Intensified human activity and a growing population have changed the climate and the land biosphere. One of the most widely recognized human perturbations is the emission of carbon dioxide (C02) by fossil fuel burning and land-use change. As the terrestrial biosphere is an active player in the global carbon cycle, changes in land use feed back to the climate of the Earth through regulation of the content of atmospheric CO2, the most important greenhouse gas,and changing albedo (e.g., energy partitioning).

Recently, the climate modeling community has started to develop more complex Earthsystem models that include marine and terrestrial biogeochemical processes in addition to the representation of atmospheric and oceanic circulation.

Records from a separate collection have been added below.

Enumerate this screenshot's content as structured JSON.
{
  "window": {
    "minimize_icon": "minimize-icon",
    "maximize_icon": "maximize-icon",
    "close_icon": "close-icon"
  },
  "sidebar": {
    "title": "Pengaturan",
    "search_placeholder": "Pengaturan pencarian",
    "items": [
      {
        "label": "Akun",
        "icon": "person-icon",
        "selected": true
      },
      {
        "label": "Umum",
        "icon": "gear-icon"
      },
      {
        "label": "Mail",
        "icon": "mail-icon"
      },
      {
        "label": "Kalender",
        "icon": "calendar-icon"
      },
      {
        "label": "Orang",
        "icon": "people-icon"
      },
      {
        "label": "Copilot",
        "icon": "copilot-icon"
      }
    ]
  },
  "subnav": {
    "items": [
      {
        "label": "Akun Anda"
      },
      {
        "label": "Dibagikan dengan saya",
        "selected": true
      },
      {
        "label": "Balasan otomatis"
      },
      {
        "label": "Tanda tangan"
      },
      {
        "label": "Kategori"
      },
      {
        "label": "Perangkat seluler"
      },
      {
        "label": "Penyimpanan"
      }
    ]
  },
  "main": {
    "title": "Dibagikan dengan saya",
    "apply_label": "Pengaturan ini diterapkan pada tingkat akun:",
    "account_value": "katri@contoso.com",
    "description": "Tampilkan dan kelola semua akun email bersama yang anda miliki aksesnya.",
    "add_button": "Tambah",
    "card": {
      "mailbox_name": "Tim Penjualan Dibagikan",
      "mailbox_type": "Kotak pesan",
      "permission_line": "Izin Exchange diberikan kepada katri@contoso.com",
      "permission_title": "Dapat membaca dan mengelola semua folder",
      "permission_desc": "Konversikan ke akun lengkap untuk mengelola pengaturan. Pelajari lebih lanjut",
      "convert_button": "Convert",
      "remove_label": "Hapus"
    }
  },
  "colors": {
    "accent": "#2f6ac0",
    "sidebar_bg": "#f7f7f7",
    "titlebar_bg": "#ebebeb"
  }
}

However, most terrestrial biosphere models simulate only natural, or so-called potential, vegetation and do not account for managed ecosystems such as croplands and pastures, which make up nearly one-third of the Earth's land surface.